If we spy a large foothold out to the side then this may allow us to pull our body in closer to the wall or steer ourselves in the required direction. On volumes or large features, the entire sole of the foot can be placed flat, and on smaller holds, the tip of the toe will be used. The key is to engage the hamstring and pull. Down-turned shoes will provide an advantage.

8) Pivoting

Pivoting on your feet will facilitate a freer, more fluid climbing style, especially when traversing, swapping feet, back-stepping, or performing drop-knees. Of course, you can simply remove your foot and replace it using the outside edge, but this is never as neat or efficient. Try to anticipate the pivot and save sufficient space on the foothold by standing on the near side, so that you can swivel onto your outside edge. If you don’t do this then you’ll spin off the far side.

9) Swapping feet 

Aim to avoid swapping-feet excessively, however, sometimes this technique provides the best option, especially when footholds are limited. Don’t jump-and-clump and instead turn the move into a smooth, precise and controlled operation using one of two popular methods. The pivot method is to roll one foot off the side of the foothold and slide the other foot from the side into the free space. The ballerina method is to adopt a dancers’ pliet position, with knees turned out, then to hover your toe, pointing downward over the weighted foot, and then quickly but carefully, to roll this out and make the switch. Be quick and accurate at the point when you make the switch to minimise the time you spend with less weight on your feet. On larger footholds, get into the habit of saving space on the inside corner, in case you need to make a foot-change; however, don’t do this on small footholds.

10) Back-stepping

A great tip to avoid foot-swapping or generally getting your feet tangled is to step back around (or outside) your weighted foot. To do this well, you will need to pivot on one or both feet in order to make fluid transitions from foot to foot. This can be a useful technique to use to obtain balance when shaking out and transferring weight from arm to arm.

Summary

The toe should always be regarded as a precision instrument and not a battering ram!

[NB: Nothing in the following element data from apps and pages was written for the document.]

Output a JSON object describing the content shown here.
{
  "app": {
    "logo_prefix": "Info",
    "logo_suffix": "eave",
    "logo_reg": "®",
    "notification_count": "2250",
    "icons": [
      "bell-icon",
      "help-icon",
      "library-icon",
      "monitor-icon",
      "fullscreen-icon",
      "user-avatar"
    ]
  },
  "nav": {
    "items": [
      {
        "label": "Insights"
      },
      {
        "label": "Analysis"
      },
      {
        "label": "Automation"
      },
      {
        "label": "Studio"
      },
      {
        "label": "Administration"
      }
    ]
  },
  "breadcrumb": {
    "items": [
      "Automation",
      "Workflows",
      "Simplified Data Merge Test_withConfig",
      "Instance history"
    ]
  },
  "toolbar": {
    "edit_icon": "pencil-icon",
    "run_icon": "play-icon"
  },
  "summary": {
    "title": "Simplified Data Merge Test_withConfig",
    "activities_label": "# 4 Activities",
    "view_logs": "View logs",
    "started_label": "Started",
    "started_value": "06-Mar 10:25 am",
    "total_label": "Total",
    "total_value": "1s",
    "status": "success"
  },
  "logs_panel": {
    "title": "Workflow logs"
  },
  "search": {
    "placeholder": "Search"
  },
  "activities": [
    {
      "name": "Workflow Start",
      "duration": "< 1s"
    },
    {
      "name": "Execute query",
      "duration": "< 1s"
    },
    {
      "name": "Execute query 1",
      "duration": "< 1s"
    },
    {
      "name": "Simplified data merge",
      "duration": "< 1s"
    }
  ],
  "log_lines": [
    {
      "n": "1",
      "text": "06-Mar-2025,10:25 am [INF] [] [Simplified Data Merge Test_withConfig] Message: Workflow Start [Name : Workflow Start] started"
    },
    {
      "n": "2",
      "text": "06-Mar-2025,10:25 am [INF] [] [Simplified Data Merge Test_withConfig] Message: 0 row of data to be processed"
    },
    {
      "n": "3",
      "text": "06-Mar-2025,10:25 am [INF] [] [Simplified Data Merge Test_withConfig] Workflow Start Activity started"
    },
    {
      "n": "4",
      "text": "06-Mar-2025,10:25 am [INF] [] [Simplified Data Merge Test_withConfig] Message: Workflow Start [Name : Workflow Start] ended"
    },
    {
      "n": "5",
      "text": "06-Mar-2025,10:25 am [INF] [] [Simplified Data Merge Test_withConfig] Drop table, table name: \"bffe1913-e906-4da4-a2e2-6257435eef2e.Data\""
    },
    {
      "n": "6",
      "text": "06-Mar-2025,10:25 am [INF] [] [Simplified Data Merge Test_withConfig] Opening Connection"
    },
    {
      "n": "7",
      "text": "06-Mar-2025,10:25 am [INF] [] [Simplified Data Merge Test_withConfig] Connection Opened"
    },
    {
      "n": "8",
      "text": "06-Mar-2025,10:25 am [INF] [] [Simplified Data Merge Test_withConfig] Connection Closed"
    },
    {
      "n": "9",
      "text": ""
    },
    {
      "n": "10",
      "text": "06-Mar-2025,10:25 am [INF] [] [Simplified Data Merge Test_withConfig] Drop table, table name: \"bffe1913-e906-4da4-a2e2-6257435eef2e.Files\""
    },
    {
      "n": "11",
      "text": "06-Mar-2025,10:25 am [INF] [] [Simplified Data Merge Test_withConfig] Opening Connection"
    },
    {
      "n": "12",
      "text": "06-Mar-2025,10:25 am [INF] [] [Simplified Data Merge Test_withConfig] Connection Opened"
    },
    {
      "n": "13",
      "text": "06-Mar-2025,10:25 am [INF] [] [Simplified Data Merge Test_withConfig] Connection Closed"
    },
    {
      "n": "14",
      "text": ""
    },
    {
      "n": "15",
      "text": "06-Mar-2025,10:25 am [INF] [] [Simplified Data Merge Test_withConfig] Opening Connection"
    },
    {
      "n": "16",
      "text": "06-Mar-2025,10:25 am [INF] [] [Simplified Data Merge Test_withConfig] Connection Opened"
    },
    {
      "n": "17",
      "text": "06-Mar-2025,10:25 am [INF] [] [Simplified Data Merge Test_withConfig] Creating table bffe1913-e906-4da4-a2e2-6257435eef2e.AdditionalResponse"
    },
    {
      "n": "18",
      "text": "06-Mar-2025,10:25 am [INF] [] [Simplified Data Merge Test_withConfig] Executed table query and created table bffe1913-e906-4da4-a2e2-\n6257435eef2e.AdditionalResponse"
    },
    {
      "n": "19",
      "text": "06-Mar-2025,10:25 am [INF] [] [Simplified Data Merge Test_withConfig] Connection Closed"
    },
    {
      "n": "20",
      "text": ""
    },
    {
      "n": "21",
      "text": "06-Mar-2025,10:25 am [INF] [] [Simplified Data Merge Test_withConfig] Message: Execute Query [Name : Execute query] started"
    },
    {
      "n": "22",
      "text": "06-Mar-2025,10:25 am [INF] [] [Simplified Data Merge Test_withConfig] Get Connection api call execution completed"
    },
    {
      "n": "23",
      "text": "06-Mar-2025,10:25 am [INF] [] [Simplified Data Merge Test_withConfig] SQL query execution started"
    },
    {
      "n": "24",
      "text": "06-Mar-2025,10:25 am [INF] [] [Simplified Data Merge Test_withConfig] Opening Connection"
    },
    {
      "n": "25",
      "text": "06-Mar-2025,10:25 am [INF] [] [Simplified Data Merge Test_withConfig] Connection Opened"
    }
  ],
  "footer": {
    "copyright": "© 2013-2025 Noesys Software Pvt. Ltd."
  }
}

The key to improving any aspect of technique is to perform regular practice drills on easy ground, for example during warm-ups, where you focus on specific details, and then to attempt to maintain form on harder terrain.